## Task requirements
The lines of the records that include "الحساب" should all be copied.
[[ Data for analysis, beginning ]]
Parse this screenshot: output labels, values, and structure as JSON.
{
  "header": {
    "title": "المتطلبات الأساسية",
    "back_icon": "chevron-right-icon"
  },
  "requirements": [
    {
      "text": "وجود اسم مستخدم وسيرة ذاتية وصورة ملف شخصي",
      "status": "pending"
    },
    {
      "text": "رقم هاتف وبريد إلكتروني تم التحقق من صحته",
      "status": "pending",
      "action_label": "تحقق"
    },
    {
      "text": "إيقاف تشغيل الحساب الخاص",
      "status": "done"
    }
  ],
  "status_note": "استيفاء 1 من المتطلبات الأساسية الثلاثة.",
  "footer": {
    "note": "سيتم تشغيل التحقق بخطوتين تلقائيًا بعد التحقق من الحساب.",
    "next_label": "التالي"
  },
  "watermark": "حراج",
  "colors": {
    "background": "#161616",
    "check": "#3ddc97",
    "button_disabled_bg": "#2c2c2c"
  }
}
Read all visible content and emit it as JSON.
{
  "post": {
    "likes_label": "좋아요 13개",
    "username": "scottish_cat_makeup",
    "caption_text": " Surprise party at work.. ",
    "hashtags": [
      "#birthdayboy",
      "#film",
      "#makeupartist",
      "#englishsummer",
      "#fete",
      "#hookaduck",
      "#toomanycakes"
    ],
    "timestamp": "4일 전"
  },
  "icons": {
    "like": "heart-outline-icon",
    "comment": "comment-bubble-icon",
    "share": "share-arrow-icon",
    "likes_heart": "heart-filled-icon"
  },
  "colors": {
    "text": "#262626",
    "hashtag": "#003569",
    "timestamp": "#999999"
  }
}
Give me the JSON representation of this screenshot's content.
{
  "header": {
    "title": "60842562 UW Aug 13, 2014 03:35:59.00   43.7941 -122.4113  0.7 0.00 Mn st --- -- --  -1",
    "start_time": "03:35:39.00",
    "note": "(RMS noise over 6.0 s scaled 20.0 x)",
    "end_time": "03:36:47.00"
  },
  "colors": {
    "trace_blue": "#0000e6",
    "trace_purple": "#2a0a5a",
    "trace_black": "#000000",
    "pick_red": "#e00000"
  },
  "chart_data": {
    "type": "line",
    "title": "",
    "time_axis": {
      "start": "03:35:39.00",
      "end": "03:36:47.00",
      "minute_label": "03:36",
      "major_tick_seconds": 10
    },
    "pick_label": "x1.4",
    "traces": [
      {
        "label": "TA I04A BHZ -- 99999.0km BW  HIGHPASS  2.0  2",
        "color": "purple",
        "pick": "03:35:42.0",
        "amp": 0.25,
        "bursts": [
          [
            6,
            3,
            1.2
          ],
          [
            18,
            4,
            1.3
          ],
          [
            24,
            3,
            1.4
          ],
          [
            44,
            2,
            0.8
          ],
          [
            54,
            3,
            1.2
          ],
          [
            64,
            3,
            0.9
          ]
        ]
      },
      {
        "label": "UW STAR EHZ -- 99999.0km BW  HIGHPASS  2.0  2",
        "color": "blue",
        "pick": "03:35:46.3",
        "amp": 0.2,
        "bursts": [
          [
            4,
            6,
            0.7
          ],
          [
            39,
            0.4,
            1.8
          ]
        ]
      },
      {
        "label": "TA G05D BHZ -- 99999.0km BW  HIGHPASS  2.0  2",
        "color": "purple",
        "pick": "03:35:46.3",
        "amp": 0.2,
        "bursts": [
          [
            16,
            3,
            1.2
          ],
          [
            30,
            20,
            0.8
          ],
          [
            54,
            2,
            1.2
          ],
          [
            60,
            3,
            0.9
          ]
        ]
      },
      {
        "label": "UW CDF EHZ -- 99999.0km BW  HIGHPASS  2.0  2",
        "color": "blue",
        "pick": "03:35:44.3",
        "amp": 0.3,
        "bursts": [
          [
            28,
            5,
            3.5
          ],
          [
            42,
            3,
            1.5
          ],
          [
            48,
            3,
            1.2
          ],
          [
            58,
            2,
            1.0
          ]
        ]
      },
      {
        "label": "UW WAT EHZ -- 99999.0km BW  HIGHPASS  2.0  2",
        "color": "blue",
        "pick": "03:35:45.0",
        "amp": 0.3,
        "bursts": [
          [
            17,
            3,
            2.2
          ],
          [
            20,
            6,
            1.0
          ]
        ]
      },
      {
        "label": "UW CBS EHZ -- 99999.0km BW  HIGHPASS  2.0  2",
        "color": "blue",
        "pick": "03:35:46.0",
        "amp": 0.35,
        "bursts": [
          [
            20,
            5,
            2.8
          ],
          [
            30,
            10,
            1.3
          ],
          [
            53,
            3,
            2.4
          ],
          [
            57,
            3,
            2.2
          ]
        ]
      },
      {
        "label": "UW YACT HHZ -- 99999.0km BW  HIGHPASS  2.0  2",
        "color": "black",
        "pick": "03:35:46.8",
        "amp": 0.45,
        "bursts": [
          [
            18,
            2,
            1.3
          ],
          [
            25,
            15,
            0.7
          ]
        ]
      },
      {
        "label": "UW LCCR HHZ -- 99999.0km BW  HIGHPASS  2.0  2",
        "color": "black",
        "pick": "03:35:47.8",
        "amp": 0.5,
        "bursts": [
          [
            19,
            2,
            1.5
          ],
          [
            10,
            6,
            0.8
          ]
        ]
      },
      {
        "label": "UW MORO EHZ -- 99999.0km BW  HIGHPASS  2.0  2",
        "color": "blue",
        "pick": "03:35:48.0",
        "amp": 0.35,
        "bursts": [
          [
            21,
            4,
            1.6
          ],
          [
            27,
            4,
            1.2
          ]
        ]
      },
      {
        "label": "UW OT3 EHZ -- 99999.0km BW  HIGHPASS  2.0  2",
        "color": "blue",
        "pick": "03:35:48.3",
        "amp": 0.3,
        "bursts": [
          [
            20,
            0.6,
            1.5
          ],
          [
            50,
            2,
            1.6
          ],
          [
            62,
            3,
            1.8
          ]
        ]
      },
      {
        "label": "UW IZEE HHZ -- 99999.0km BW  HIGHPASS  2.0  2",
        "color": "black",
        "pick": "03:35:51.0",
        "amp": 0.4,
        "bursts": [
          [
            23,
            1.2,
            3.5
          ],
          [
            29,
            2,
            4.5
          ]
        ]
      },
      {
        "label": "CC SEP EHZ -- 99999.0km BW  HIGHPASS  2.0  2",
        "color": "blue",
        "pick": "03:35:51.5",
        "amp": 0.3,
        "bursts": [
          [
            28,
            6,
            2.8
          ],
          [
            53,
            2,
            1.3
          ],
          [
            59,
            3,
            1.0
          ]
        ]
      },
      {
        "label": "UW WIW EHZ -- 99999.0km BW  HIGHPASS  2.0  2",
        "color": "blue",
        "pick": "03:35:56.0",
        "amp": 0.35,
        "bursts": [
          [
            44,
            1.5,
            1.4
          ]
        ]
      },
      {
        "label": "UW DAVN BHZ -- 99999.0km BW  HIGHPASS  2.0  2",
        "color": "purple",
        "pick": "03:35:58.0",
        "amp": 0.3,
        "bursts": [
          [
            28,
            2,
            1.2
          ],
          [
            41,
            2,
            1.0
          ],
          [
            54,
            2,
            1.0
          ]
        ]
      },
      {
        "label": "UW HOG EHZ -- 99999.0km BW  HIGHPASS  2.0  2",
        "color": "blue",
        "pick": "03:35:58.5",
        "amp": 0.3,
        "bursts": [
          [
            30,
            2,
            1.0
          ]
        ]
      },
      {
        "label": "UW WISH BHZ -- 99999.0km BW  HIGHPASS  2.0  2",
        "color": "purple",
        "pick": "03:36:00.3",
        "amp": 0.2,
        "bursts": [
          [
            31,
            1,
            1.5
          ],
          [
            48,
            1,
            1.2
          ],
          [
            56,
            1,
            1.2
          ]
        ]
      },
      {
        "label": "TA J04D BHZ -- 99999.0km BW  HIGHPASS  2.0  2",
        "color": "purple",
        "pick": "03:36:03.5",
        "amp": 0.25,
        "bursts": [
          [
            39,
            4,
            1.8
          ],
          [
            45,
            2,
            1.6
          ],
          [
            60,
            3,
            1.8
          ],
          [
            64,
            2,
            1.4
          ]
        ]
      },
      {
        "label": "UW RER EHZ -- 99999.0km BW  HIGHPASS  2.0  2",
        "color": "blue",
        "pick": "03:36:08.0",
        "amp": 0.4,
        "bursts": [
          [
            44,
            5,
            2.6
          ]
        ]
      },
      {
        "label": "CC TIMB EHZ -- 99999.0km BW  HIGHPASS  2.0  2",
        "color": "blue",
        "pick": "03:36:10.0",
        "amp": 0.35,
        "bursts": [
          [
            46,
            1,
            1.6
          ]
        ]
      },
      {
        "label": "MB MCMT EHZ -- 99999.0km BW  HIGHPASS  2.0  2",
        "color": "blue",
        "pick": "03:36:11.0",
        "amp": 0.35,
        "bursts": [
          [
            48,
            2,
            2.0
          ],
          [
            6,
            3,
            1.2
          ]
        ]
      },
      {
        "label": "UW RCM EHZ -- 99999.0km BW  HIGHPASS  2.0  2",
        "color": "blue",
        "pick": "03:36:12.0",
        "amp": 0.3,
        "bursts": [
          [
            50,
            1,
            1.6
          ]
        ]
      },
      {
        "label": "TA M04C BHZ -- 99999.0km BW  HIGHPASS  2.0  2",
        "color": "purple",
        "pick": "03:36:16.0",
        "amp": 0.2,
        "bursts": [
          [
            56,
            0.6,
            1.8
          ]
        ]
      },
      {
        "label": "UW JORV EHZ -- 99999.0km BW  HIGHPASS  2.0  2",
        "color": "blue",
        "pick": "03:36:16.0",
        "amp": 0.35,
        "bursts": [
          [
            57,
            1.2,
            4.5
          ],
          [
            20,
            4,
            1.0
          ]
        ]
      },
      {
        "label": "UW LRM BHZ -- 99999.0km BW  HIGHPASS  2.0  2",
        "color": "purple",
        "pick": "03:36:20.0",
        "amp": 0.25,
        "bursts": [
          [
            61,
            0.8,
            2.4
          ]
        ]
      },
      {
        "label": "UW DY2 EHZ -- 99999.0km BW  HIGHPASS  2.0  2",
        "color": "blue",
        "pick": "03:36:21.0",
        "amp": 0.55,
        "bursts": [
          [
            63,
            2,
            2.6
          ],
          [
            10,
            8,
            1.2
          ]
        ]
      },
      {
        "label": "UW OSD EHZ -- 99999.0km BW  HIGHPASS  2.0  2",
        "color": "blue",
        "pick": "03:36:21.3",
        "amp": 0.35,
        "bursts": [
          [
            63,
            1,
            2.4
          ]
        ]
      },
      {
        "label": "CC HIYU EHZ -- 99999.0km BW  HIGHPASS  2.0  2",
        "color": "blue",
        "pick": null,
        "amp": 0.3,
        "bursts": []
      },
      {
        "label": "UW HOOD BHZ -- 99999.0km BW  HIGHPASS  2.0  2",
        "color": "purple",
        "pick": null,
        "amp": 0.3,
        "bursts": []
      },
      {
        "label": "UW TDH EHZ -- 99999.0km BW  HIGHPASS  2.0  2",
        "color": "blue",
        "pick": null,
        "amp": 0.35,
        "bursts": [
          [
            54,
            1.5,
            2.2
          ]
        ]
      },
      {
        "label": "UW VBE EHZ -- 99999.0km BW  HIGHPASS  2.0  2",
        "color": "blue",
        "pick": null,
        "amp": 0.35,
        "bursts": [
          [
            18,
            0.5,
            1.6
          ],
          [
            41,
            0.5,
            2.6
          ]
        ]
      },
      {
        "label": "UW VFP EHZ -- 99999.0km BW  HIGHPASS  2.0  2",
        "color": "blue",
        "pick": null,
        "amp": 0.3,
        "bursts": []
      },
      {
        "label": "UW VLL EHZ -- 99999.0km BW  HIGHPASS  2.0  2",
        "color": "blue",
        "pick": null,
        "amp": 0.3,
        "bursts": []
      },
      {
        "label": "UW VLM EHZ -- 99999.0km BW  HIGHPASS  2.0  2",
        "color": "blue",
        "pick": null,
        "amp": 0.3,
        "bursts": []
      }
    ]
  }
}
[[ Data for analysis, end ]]
## Completed task
      "text": "إيقاف تشغيل الحساب الخاص",
    "note": "سيتم تشغيل التحقق بخطوتين تلقائيًا بعد التحقق من الحساب.",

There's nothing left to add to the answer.